BELFAST, Maine — City councilors have unanimously supported the creation of a public labyrinth walking path at Belfast Common and decided against the use of pesticides in the same park.

During the open to the public portion of Tuesday night’s regular council meeting, many concerned residents and park users from other communities told the councilors about their opposition to the use of pesticides in the common.

Belfast Parks and Recreation Department Director Norm Poirier had told councilors in a memo that the various methods of weed control used by the city were proving ineffective on a little-used walkway that heads down into the Belfast Common. One possible solution, though not one he recommended, would be to contract with a licensed applicator to spray pesticides in the area.

“Our town is better than that,” Sasha Kutsy of Belfast told councilors in regards to possible pesticide use.

Ann Mullen of the Belfast Garden Club told the councilors that she used to be a licensed pesticide applicator in the state of New York and knows a lot about them.

“Those things are all deadly,” she said. “They’re killers. That’s what they’re designed to be, killers. … These things can be valuable, in cases of public health emergencies. But they should always be used extremely judiciously.”

In the end, councilors agreed with the pesticide opponents and voted in favor of pulling up the paver stones on the walkway and reseeding the area with grass.

They also were supportive of a proposed 30-foot diameter paved labyrinth, a walking path that would be constructed and paid for by the Friends of Belfast Parks Labyrinth Committee. Supporters told councilors that the walking path ideally would draw more visitors to Belfast Common and even to the city.

“There will be people, nationally and internationally, who will say, ‘There’s a labyrinth in Belfast. Let’s go check it out,’” The Rev. Duncan Newcomer, a Veriditas-trained labyrinth expert who lives in Northport, said.

According to Veriditas, a nonprofit organization based in California that trains labyrinth facilitators around the world, a labyrinth is not a maze but rather a path of prayer and meditation.

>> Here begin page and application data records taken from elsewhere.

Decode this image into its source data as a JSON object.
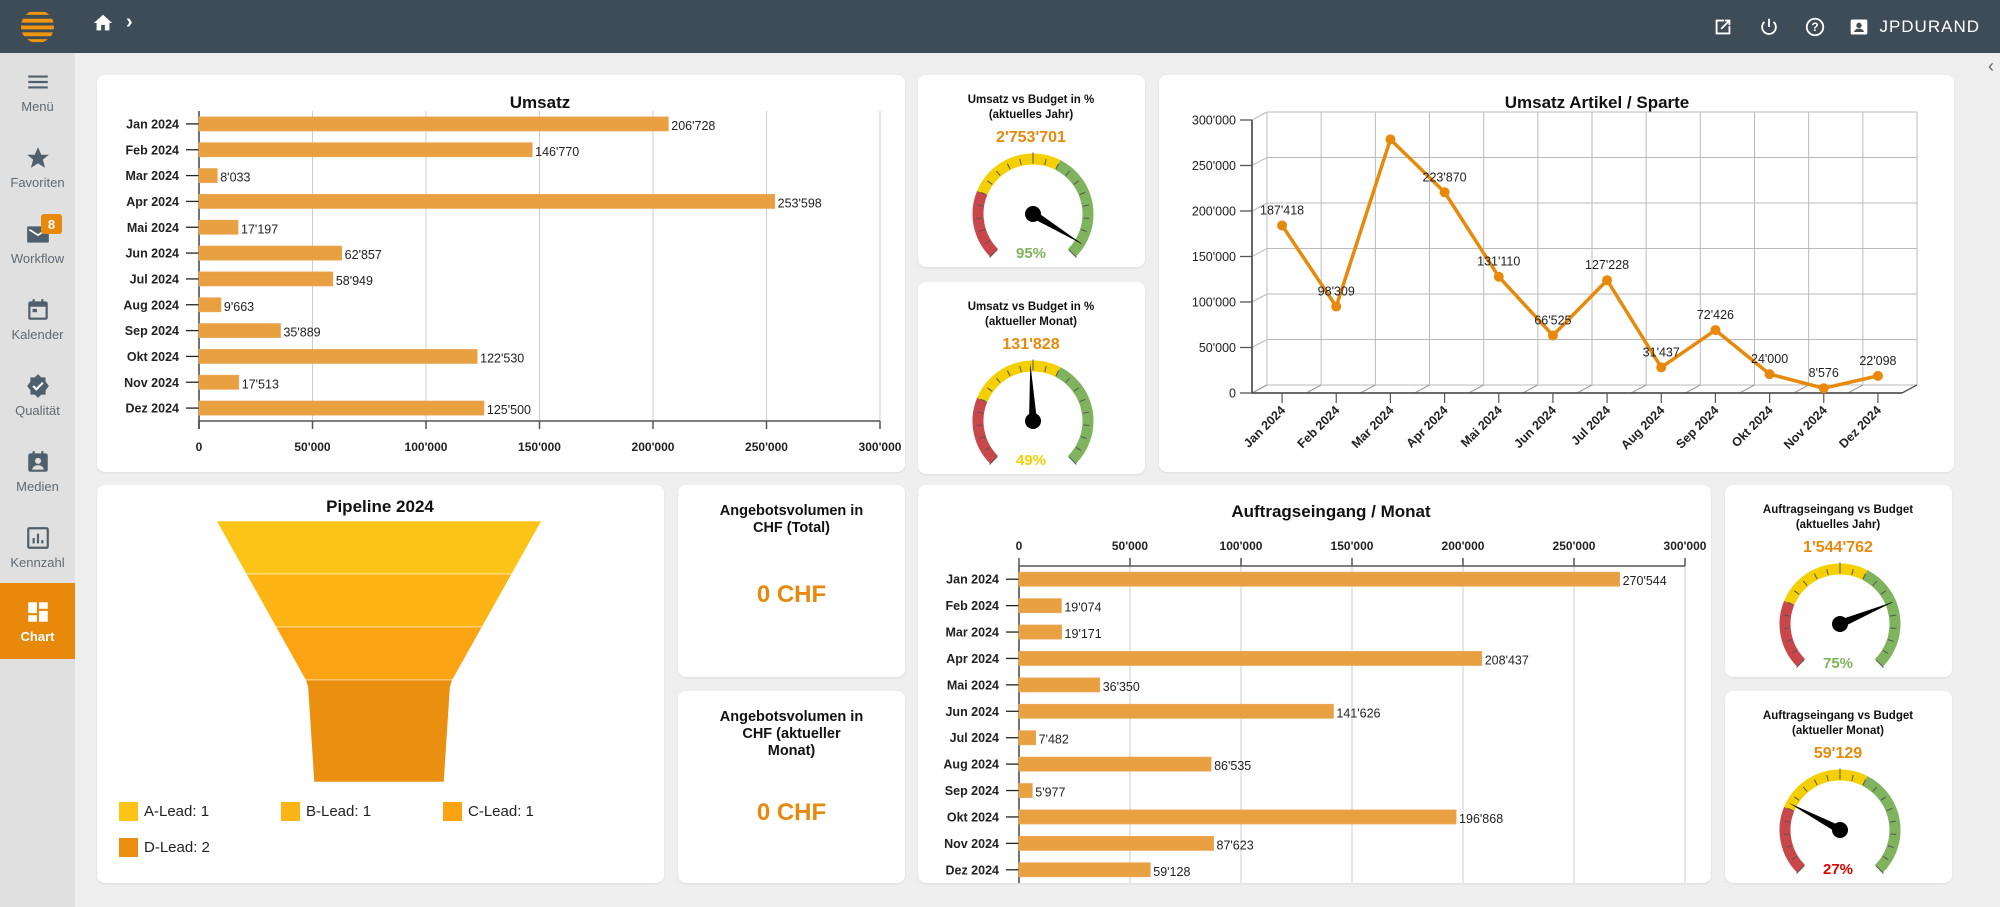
{
  "topbar": {
    "user": "JPDURAND",
    "icons": [
      "logo-icon",
      "home-icon",
      "chevron-right-icon",
      "open-external-icon",
      "power-icon",
      "help-icon",
      "user-icon"
    ]
  },
  "sidebar": {
    "items": [
      {
        "label": "Menü",
        "icon": "menu-icon"
      },
      {
        "label": "Favoriten",
        "icon": "star-icon"
      },
      {
        "label": "Workflow",
        "icon": "mail-icon",
        "badge": "8"
      },
      {
        "label": "Kalender",
        "icon": "calendar-icon"
      },
      {
        "label": "Qualität",
        "icon": "verified-icon"
      },
      {
        "label": "Medien",
        "icon": "media-icon"
      },
      {
        "label": "Kennzahl",
        "icon": "bar-chart-icon"
      },
      {
        "label": "Chart",
        "icon": "dashboard-icon",
        "active": true
      }
    ]
  },
  "colors": {
    "accent": "#e8890c",
    "bar": "#e9a040",
    "red": "#c9474a",
    "yellow": "#f5d000",
    "green": "#7fb35d",
    "topbar": "#3d4c56"
  },
  "gauges": [
    {
      "title_l1": "Umsatz vs Budget in %",
      "title_l2": "(aktuelles Jahr)",
      "value": "2'753'701",
      "percent": 95,
      "percent_label": "95%",
      "percent_color": "#7fb35d"
    },
    {
      "title_l1": "Umsatz vs Budget in %",
      "title_l2": "(aktueller Monat)",
      "value": "131'828",
      "percent": 49,
      "percent_label": "49%",
      "percent_color": "#f5d000"
    },
    {
      "title_l1": "Auftragseingang vs Budget",
      "title_l2": "(aktuelles Jahr)",
      "value": "1'544'762",
      "percent": 75,
      "percent_label": "75%",
      "percent_color": "#7fb35d"
    },
    {
      "title_l1": "Auftragseingang vs Budget",
      "title_l2": "(aktueller Monat)",
      "value": "59'129",
      "percent": 27,
      "percent_label": "27%",
      "percent_color": "#e00000"
    }
  ],
  "kpis": [
    {
      "title_l1": "Angebotsvolumen in",
      "title_l2": "CHF (Total)",
      "title_l3": "",
      "value": "0 CHF"
    },
    {
      "title_l1": "Angebotsvolumen in",
      "title_l2": "CHF (aktueller",
      "title_l3": "Monat)",
      "value": "0 CHF"
    }
  ],
  "chart_data": [
    {
      "type": "bar",
      "orientation": "horizontal",
      "title": "Umsatz",
      "categories": [
        "Jan 2024",
        "Feb 2024",
        "Mar 2024",
        "Apr 2024",
        "Mai 2024",
        "Jun 2024",
        "Jul 2024",
        "Aug 2024",
        "Sep 2024",
        "Okt 2024",
        "Nov 2024",
        "Dez 2024"
      ],
      "values": [
        206728,
        146770,
        8033,
        253598,
        17197,
        62857,
        58949,
        9663,
        35889,
        122530,
        17513,
        125500
      ],
      "labels": [
        "206'728",
        "146'770",
        "8'033",
        "253'598",
        "17'197",
        "62'857",
        "58'949",
        "9'663",
        "35'889",
        "122'530",
        "17'513",
        "125'500"
      ],
      "xticks": [
        "0",
        "50'000",
        "100'000",
        "150'000",
        "200'000",
        "250'000",
        "300'000"
      ],
      "xlim": [
        0,
        300000
      ],
      "grid": true,
      "axis_position": "bottom"
    },
    {
      "type": "line",
      "title": "Umsatz Artikel / Sparte",
      "categories": [
        "Jan 2024",
        "Feb 2024",
        "Mar 2024",
        "Apr 2024",
        "Mai 2024",
        "Jun 2024",
        "Jul 2024",
        "Aug 2024",
        "Sep 2024",
        "Okt 2024",
        "Nov 2024",
        "Dez 2024"
      ],
      "values": [
        187418,
        98309,
        282000,
        223870,
        131110,
        66525,
        127228,
        31437,
        72426,
        24000,
        8576,
        22098
      ],
      "labels": [
        "187'418",
        "98'309",
        "",
        "223'870",
        "131'110",
        "66'525",
        "127'228",
        "31'437",
        "72'426",
        "24'000",
        "8'576",
        "22'098"
      ],
      "yticks": [
        "0",
        "50'000",
        "100'000",
        "150'000",
        "200'000",
        "250'000",
        "300'000"
      ],
      "ylim": [
        0,
        300000
      ],
      "grid": true,
      "style": "3d"
    },
    {
      "type": "funnel",
      "title": "Pipeline 2024",
      "categories": [
        "A-Lead",
        "B-Lead",
        "C-Lead",
        "D-Lead"
      ],
      "values": [
        1,
        1,
        1,
        2
      ],
      "legend": [
        "A-Lead:  1",
        "B-Lead:  1",
        "C-Lead:  1",
        "D-Lead:  2"
      ],
      "colors": [
        "#fdc418",
        "#fdb515",
        "#fca313",
        "#ea8f10"
      ],
      "legend_position": "bottom"
    },
    {
      "type": "bar",
      "orientation": "horizontal",
      "title": "Auftragseingang / Monat",
      "categories": [
        "Jan 2024",
        "Feb 2024",
        "Mar 2024",
        "Apr 2024",
        "Mai 2024",
        "Jun 2024",
        "Jul 2024",
        "Aug 2024",
        "Sep 2024",
        "Okt 2024",
        "Nov 2024",
        "Dez 2024"
      ],
      "values": [
        270544,
        19074,
        19171,
        208437,
        36350,
        141626,
        7482,
        86535,
        5977,
        196868,
        87623,
        59128
      ],
      "labels": [
        "270'544",
        "19'074",
        "19'171",
        "208'437",
        "36'350",
        "141'626",
        "7'482",
        "86'535",
        "5'977",
        "196'868",
        "87'623",
        "59'128"
      ],
      "xticks": [
        "0",
        "50'000",
        "100'000",
        "150'000",
        "200'000",
        "250'000",
        "300'000"
      ],
      "xlim": [
        0,
        300000
      ],
      "grid": true,
      "axis_position": "top"
    }
  ]
}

“There are no tricks to it and no dead ends,” the description on the Veriditas website states. “Unlike a maze where you lose your way, the labyrinth is a spiritual tool that can help you find your way.”

The Belfast labyrinth committee is proposing to name the walking path for one of Belfast’s most accomplished residents, Phineas Parkhurst Quimby, who lived from 1802 to 1866 and who was a clockmaker, inventor, healer and metaphysical teacher. His work led to the 19th century New Thought philosophical movement.

The labyrinth has a projected cost of between $26,500 and $30,000, with all funds to be raised by the committee. If the $30,000 funding goal is reached by June 30, the labyrinth project should be completed by mid-July. If it is not, it will be finished as funding is received, according to a proposal from the committee.

Mayor Walter Ash said that the Friends of Belfast Parks and its committees have done good work for the city.

“A lot of stuff we have in this community, we wouldn’t have without your group,” he said.

In other business, the council voted to increase the fire suppression costs for the neighboring town of Swanville by 10 percent annually for five years, for an eventual cost of $38,000 per year. Swanville does not have its own fire department.

“It seems to me that even at $38,000, they’re still getting a deal,” Councilor Neal Harkness said. “I think this is very, very reasonable.”